Subsequently, this topic was taken up by another women in the audience, Laura Spence, Professor of Business Ethics at the University of London, praising equality for once was taken up at a CSR event. Strangely, this only seldom happens she could tell.
Later in the panel debate, where there, this should be noted, was equality between the panelists – even though led by a man, Professor Andy Crane, Bath School of Management -, the moderator took up gender equality as his first question to the panel. In her response, Professor Mette Morsing, CBS, emphasized that contrary to the fact that women are well represented within CSR and in the field of research not in any sense left behind the males, there is still a significant overrepresentation of men among the professors. In fact she could tell 81% of the professors are men.
On top of this, Mette Morsing said, there is a tendency to “forget” mentioning the female researchers’ efforts when they cooperate and publish with men. This distorts the impression of women’s contribution to the scientific discourse and quite centrally it shows that even within an area like CSR, where equality ought to be a given thing, there is still far to go.
In a man-dominated world
Being a man I was sitting there wondering what I could do for my part. Well we can for a start withdraw from committees, positions and positions to give space for woman or we can – as often mentioned in the equality debate – put an extra weight on the women’s scale when hiring for new positions.
But isn’t this just reverse sexism through favoring gender? And in it’s essence, does it change anything as long as it’s up to the male to decide whether “he” should should withdraw or favor “her”? This is why the phrase “Having more of us around” is so subtle: it has a double sting by pointing out that it’s the male who should make room for the women.

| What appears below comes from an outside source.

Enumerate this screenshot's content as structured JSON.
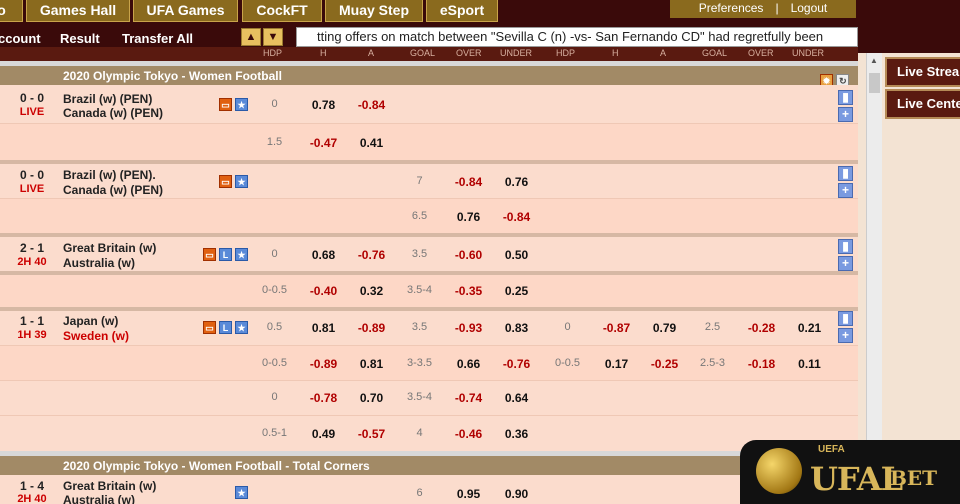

We have to aim for where it’s not just a matter of getting even gender distribution at the positions but where even the decision-making about it is evenly distributed.
The individual struggle
Seen from a historical perspective, it is clear that here in the western world – this is about how far my horizon reaches – there has been no less than a revolution in equality within the past 100, 50, even 30 years. The feminist movement has faded out and taken over by an individual struggle in the homes, at the workplaces, in the institutions and in the media for gender roles, equal payment and equal distribution of powers, and the women are still gaining more territory.
However, despite we have gone a long way and are on the move in the right direction, as made clear at the conference we have still far to go. We have to acknowledge this is not about a quick fix: it is the tough and protracted move making fundamental changes in culture, structure, organization and, not least, a shift away from the male values.
Therefore, with gratefulness for an exciting and in many ways thoughtful conference I urge CBS and other universities to highly prioritize making research into this field as it really would move mountains to get more clarity. And as happened at the conference, let’s get the discussion out in the open and together find the way to unprecedented equality where there are not only fifty-fifty on the chairs but at the front row of those making the decisions, too. The Global Goals requires it – and it is best for all of us.